He said much would depend on whether the site ends up being classed as flood zone 3a, “high probability” or 3b, “functional floodplain”. The latter will put a stop to development, while the former will depend on the councils being able to prove there is no other possible site. Mr Walmsley says all other sites have been considered and are unsuitable or unavailable.
On Wednesday Waveney's community safety, wellbeing and health scrutiny sub-committee heard a report from Waveney's Vicky Collins in which she said: “A recent flood zone consultation undertaken by the Broads Authority and Waveney has categorised the site as flood zone three, which could prevent the site from being developed.”
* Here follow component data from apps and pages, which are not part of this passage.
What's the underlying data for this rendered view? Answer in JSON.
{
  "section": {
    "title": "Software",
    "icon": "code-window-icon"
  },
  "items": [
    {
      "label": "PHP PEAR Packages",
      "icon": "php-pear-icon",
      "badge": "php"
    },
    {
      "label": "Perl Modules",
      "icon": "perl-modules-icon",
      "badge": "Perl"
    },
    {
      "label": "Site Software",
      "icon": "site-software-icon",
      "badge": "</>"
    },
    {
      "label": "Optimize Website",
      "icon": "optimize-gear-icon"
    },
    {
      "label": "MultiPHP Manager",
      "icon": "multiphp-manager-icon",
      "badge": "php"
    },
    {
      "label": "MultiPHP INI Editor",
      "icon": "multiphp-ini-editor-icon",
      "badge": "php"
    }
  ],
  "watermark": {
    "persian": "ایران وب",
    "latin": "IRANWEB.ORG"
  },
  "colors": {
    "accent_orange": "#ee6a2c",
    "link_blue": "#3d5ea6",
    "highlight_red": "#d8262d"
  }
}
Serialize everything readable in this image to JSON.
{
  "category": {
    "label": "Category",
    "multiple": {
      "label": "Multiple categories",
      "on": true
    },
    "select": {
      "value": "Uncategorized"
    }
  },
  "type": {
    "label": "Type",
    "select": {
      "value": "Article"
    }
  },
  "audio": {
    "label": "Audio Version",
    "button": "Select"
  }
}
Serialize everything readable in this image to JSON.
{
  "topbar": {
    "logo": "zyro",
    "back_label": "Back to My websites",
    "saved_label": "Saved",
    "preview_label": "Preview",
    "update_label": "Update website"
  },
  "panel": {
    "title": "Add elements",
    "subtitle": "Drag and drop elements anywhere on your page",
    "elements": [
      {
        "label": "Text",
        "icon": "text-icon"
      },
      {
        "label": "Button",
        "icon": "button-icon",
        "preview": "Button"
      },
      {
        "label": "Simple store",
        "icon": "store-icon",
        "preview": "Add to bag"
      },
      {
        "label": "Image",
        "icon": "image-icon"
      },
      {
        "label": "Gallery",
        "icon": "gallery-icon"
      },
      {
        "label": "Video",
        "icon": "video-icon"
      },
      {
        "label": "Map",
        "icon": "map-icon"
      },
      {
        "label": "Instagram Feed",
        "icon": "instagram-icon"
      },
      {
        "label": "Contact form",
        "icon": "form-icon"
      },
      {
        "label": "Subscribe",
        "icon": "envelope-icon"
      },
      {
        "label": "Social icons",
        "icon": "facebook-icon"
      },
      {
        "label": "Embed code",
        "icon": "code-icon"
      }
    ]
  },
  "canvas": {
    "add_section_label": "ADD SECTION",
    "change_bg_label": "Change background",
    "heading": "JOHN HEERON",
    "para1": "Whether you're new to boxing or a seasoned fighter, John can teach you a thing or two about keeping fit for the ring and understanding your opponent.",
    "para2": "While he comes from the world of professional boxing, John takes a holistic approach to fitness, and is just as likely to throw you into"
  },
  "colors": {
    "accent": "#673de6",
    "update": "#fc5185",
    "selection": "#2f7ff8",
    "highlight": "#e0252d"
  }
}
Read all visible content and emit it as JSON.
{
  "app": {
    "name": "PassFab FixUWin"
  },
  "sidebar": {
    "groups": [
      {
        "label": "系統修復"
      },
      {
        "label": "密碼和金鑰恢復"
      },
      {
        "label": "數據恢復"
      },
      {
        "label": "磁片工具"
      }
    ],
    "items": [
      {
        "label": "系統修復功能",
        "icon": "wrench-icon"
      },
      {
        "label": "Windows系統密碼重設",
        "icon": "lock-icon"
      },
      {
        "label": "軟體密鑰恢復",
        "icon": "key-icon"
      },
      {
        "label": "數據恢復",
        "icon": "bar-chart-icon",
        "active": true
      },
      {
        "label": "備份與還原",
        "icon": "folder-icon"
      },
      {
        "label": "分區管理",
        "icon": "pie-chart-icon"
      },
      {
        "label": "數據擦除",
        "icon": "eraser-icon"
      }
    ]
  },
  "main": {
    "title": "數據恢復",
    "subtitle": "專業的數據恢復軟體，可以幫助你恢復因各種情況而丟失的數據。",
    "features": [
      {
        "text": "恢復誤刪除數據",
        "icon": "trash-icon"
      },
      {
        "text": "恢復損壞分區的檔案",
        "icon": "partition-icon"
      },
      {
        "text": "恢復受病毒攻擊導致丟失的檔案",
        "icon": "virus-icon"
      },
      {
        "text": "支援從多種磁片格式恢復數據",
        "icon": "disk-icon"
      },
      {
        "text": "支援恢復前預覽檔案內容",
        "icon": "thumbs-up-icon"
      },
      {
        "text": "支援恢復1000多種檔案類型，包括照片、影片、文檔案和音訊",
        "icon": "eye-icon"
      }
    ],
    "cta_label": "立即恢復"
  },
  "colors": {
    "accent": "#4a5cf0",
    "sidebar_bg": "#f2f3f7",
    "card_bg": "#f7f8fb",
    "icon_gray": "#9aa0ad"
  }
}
In February the Journal reported that objections from the Broads Authority could stifle the project because they said there was not enough space for the pool and a long-planned hotel on the adjacent site. But plans for a hotel - which had been discussed for the last 17 years - have now been dropped to allow the sports centre to go ahead. Previously the town council had been planning to sell the hotel site to a developer for £300,000.